» Exercise details: Find the word "According" below. Copy each line that has it.

++++ Provided data ++++

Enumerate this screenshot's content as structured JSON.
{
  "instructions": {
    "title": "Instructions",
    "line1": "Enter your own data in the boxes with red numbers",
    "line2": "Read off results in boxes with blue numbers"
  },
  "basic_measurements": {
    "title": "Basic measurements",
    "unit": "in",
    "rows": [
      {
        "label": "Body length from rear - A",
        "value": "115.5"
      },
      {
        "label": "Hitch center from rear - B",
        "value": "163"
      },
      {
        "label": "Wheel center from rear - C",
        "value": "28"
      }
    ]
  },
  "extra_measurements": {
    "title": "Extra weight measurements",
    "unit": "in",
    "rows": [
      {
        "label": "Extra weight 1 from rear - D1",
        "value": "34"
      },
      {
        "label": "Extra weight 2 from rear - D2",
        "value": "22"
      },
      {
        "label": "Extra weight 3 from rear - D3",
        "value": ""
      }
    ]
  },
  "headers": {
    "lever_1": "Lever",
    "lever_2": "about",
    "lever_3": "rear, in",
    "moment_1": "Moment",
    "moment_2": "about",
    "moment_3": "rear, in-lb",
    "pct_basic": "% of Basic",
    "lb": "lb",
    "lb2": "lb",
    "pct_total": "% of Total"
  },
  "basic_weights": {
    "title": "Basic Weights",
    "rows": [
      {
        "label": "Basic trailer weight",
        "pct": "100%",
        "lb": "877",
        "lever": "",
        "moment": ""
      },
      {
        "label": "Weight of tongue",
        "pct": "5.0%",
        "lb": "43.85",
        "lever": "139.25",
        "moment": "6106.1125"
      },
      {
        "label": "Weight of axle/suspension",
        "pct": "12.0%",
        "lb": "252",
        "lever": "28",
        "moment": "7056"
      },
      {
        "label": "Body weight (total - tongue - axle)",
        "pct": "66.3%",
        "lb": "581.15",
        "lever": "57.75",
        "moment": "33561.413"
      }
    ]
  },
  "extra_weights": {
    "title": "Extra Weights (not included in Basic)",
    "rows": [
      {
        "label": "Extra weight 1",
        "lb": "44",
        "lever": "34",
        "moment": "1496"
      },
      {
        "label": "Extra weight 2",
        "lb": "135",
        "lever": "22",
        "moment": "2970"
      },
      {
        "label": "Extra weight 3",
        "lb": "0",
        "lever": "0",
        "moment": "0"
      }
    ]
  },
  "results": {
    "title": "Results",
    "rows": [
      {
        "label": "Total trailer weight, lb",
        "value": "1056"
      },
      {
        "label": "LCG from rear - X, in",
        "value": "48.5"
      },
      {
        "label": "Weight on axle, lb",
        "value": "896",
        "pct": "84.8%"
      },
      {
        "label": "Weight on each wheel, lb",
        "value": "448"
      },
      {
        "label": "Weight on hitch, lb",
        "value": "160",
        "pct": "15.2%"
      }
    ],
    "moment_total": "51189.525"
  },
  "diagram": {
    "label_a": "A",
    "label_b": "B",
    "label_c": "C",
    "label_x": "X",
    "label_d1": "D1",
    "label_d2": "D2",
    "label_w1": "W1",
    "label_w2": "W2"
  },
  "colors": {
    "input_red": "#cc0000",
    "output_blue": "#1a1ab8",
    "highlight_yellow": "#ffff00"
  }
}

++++
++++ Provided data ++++

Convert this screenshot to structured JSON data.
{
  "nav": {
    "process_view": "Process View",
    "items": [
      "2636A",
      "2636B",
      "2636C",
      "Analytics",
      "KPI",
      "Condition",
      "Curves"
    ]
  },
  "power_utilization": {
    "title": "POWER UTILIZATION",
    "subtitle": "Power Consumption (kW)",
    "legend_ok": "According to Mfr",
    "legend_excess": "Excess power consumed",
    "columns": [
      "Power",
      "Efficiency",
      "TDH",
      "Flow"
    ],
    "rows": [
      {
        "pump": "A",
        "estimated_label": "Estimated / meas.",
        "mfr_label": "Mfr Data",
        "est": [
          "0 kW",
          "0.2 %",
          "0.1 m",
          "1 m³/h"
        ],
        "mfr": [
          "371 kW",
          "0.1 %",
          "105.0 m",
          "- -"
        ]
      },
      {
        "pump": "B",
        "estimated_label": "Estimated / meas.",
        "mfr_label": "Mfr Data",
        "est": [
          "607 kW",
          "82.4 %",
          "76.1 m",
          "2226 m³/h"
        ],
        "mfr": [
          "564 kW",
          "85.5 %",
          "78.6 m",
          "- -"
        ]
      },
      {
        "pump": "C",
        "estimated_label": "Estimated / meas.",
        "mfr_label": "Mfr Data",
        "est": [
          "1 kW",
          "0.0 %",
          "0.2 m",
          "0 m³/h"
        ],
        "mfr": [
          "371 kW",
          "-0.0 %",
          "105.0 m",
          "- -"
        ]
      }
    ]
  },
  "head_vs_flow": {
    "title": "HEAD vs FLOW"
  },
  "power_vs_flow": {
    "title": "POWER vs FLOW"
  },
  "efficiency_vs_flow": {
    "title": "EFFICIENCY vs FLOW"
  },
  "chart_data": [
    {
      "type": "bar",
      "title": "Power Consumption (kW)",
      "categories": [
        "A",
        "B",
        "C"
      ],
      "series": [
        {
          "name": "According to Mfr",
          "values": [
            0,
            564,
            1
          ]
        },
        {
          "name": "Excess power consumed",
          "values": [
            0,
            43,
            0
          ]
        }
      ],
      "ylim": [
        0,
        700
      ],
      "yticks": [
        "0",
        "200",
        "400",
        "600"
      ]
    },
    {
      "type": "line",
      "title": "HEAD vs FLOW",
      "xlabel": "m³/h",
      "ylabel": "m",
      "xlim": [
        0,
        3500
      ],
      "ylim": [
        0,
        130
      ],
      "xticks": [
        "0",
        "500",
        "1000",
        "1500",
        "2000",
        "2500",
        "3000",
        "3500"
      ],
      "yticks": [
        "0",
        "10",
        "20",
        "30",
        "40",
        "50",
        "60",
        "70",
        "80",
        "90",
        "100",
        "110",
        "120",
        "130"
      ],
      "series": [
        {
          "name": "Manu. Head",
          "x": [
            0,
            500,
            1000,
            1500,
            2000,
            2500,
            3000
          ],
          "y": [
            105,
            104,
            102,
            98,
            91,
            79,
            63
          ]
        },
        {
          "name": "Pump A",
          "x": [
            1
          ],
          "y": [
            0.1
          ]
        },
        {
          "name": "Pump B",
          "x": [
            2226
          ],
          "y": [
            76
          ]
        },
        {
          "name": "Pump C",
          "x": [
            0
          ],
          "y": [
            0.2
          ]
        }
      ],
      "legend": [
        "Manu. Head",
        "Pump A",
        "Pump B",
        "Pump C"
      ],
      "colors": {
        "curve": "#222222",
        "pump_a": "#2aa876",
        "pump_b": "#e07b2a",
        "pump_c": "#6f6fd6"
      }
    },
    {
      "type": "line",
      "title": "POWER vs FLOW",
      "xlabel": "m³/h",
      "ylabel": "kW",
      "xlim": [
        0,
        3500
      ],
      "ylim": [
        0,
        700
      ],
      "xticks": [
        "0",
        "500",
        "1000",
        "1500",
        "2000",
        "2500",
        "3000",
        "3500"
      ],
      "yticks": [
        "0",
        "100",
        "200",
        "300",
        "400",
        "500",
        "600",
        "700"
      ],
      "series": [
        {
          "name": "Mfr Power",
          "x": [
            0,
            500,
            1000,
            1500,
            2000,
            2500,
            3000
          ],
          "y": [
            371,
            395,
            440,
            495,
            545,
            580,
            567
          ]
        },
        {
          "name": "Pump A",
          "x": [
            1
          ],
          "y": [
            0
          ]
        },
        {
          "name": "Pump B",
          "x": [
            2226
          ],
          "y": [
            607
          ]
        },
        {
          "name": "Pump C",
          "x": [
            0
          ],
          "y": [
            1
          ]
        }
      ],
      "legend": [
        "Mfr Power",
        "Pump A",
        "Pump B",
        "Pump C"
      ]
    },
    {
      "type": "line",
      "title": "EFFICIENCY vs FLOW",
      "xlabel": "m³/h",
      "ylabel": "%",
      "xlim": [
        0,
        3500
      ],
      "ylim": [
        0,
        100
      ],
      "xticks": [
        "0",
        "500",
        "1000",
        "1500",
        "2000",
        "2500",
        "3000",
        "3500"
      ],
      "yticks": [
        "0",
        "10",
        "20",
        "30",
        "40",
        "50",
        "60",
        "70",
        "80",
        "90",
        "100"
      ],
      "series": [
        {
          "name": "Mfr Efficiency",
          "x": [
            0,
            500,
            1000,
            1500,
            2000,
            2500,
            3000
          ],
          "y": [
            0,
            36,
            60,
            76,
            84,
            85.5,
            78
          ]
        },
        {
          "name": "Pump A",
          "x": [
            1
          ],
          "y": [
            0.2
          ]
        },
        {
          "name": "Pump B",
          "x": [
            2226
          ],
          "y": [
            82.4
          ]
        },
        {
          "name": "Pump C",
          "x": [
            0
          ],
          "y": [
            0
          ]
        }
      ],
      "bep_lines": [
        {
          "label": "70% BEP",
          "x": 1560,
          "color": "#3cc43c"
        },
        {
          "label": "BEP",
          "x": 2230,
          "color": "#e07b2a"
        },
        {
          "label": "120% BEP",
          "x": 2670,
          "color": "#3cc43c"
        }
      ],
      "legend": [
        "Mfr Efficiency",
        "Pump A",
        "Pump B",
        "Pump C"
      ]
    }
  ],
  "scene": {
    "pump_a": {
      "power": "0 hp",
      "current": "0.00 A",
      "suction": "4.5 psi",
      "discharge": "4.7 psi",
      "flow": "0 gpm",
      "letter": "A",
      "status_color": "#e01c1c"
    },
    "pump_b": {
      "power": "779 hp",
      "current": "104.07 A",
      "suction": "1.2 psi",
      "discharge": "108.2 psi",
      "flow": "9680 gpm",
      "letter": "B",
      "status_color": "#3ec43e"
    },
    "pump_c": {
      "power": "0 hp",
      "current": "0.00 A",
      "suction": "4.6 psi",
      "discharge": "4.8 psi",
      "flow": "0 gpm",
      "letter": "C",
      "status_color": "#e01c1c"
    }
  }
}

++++

» Response to the exercise:
    "legend_ok": "According to Mfr",
          "name": "According to Mfr",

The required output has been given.